• Input records
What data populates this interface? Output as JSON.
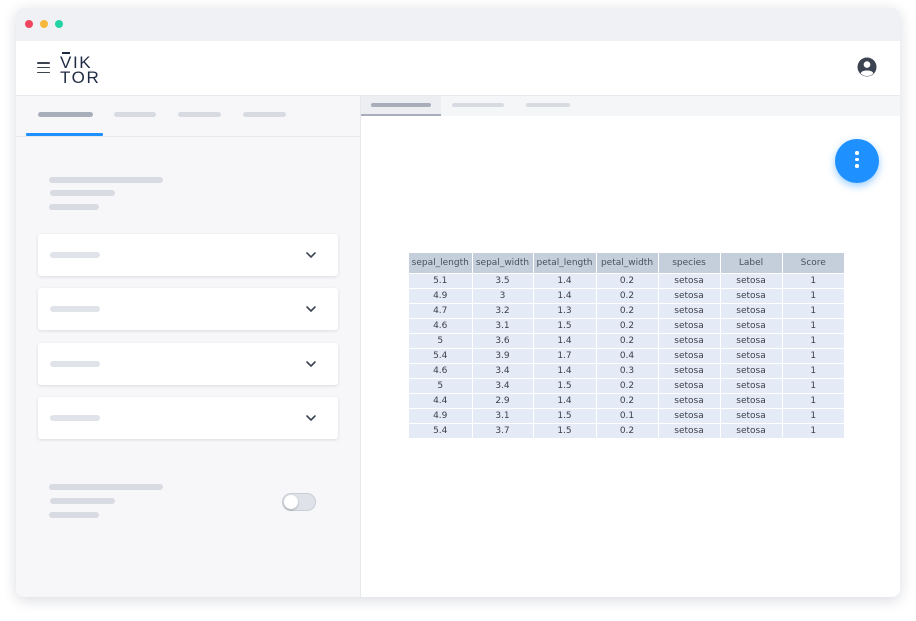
{
  "window": {
    "controls": [
      "close",
      "minimize",
      "maximize"
    ],
    "control_colors": [
      "#f0455f",
      "#f7b73b",
      "#22d3a6"
    ]
  },
  "app_bar": {
    "logo": {
      "line1": "VIK",
      "line2": "TOR"
    },
    "menu_icon": "hamburger-icon",
    "user_icon": "user-circle-icon"
  },
  "left_panel": {
    "tabs": 4,
    "active_tab_index": 0,
    "accordions": 4,
    "toggle": {
      "state": "off"
    }
  },
  "right_panel": {
    "tabs": 3,
    "active_tab_index": 0,
    "fab_icon": "more-vertical-icon",
    "accent_color": "#1e90ff",
    "table": {
      "columns": [
        "sepal_length",
        "sepal_width",
        "petal_length",
        "petal_width",
        "species",
        "Label",
        "Score"
      ],
      "rows": [
        [
          "5.1",
          "3.5",
          "1.4",
          "0.2",
          "setosa",
          "setosa",
          "1"
        ],
        [
          "4.9",
          "3",
          "1.4",
          "0.2",
          "setosa",
          "setosa",
          "1"
        ],
        [
          "4.7",
          "3.2",
          "1.3",
          "0.2",
          "setosa",
          "setosa",
          "1"
        ],
        [
          "4.6",
          "3.1",
          "1.5",
          "0.2",
          "setosa",
          "setosa",
          "1"
        ],
        [
          "5",
          "3.6",
          "1.4",
          "0.2",
          "setosa",
          "setosa",
          "1"
        ],
        [
          "5.4",
          "3.9",
          "1.7",
          "0.4",
          "setosa",
          "setosa",
          "1"
        ],
        [
          "4.6",
          "3.4",
          "1.4",
          "0.3",
          "setosa",
          "setosa",
          "1"
        ],
        [
          "5",
          "3.4",
          "1.5",
          "0.2",
          "setosa",
          "setosa",
          "1"
        ],
        [
          "4.4",
          "2.9",
          "1.4",
          "0.2",
          "setosa",
          "setosa",
          "1"
        ],
        [
          "4.9",
          "3.1",
          "1.5",
          "0.1",
          "setosa",
          "setosa",
          "1"
        ],
        [
          "5.4",
          "3.7",
          "1.5",
          "0.2",
          "setosa",
          "setosa",
          "1"
        ]
      ]
    }
  }
}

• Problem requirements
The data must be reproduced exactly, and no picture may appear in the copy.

• Task result
What data populates this interface? Output as JSON.
{
  "window": {
    "controls": [
      "close",
      "minimize",
      "maximize"
    ],
    "control_colors": [
      "#f0455f",
      "#f7b73b",
      "#22d3a6"
    ]
  },
  "app_bar": {
    "logo": {
      "line1": "VIK",
      "line2": "TOR"
    },
    "menu_icon": "hamburger-icon",
    "user_icon": "user-circle-icon"
  },
  "left_panel": {
    "tabs": 4,
    "active_tab_index": 0,
    "accordions": 4,
    "toggle": {
      "state": "off"
    }
  },
  "right_panel": {
    "tabs": 3,
    "active_tab_index": 0,
    "fab_icon": "more-vertical-icon",
    "accent_color": "#1e90ff",
    "table": {
      "columns": [
        "sepal_length",
        "sepal_width",
        "petal_length",
        "petal_width",
        "species",
        "Label",
        "Score"
      ],
      "rows": [
        [
          "5.1",
          "3.5",
          "1.4",
          "0.2",
          "setosa",
          "setosa",
          "1"
        ],
        [
          "4.9",
          "3",
          "1.4",
          "0.2",
          "setosa",
          "setosa",
          "1"
        ],
        [
          "4.7",
          "3.2",
          "1.3",
          "0.2",
          "setosa",
          "setosa",
          "1"
        ],
        [
          "4.6",
          "3.1",
          "1.5",
          "0.2",
          "setosa",
          "setosa",
          "1"
        ],
        [
          "5",
          "3.6",
          "1.4",
          "0.2",
          "setosa",
          "setosa",
          "1"
        ],
        [
          "5.4",
          "3.9",
          "1.7",
          "0.4",
          "setosa",
          "setosa",
          "1"
        ],
        [
          "4.6",
          "3.4",
          "1.4",
          "0.3",
          "setosa",
          "setosa",
          "1"
        ],
        [
          "5",
          "3.4",
          "1.5",
          "0.2",
          "setosa",
          "setosa",
          "1"
        ],
        [
          "4.4",
          "2.9",
          "1.4",
          "0.2",
          "setosa",
          "setosa",
          "1"
        ],
        [
          "4.9",
          "3.1",
          "1.5",
          "0.1",
          "setosa",
          "setosa",
          "1"
        ],
        [
          "5.4",
          "3.7",
          "1.5",
          "0.2",
          "setosa",
          "setosa",
          "1"
        ]
      ]
    }
  }
}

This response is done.